Task prompt
Count the lines that contain the string "data" in the records beneath, and respond with the number only.

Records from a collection

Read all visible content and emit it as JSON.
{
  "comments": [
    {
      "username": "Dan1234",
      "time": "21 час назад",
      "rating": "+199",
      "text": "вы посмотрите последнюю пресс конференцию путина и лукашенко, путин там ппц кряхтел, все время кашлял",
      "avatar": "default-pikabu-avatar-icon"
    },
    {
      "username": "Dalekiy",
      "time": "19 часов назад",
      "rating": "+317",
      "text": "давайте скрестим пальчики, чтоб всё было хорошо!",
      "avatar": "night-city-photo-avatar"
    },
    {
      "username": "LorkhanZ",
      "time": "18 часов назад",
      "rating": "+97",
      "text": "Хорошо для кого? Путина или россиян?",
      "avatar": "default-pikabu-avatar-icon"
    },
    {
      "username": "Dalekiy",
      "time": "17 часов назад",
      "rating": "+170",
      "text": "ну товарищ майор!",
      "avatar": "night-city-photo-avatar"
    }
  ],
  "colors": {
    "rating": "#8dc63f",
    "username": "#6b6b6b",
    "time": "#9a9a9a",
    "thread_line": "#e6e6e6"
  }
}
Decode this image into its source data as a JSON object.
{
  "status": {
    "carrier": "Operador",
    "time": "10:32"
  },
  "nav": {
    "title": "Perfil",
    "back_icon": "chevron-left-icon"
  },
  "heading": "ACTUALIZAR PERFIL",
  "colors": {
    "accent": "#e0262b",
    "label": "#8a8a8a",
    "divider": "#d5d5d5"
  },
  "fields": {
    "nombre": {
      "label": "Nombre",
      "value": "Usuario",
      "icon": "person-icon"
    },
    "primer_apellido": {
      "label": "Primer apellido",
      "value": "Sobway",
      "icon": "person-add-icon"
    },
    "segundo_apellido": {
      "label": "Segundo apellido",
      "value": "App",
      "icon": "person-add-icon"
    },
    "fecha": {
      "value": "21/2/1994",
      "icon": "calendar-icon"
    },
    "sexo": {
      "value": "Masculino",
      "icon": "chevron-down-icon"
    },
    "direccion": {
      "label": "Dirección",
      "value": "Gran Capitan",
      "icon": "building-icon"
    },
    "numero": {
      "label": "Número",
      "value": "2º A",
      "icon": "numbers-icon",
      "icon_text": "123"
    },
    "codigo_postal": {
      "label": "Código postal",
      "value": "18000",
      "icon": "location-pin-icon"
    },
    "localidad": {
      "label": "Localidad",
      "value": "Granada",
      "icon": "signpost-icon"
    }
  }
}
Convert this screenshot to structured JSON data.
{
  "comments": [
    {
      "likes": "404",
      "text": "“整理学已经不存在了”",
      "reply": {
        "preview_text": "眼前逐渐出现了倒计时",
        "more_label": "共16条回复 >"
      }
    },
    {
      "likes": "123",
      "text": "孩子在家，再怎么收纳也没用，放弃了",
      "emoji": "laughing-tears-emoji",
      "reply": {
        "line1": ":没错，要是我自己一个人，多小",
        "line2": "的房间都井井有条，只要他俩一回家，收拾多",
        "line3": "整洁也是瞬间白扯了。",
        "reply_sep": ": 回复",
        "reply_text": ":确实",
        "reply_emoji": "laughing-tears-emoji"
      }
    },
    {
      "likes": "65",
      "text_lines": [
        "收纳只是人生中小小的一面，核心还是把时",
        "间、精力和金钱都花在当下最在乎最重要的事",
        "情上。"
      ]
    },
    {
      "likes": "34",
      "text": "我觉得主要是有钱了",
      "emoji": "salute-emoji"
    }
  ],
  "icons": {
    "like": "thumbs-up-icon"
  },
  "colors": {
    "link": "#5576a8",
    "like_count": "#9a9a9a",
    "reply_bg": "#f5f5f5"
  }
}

Problem solution
2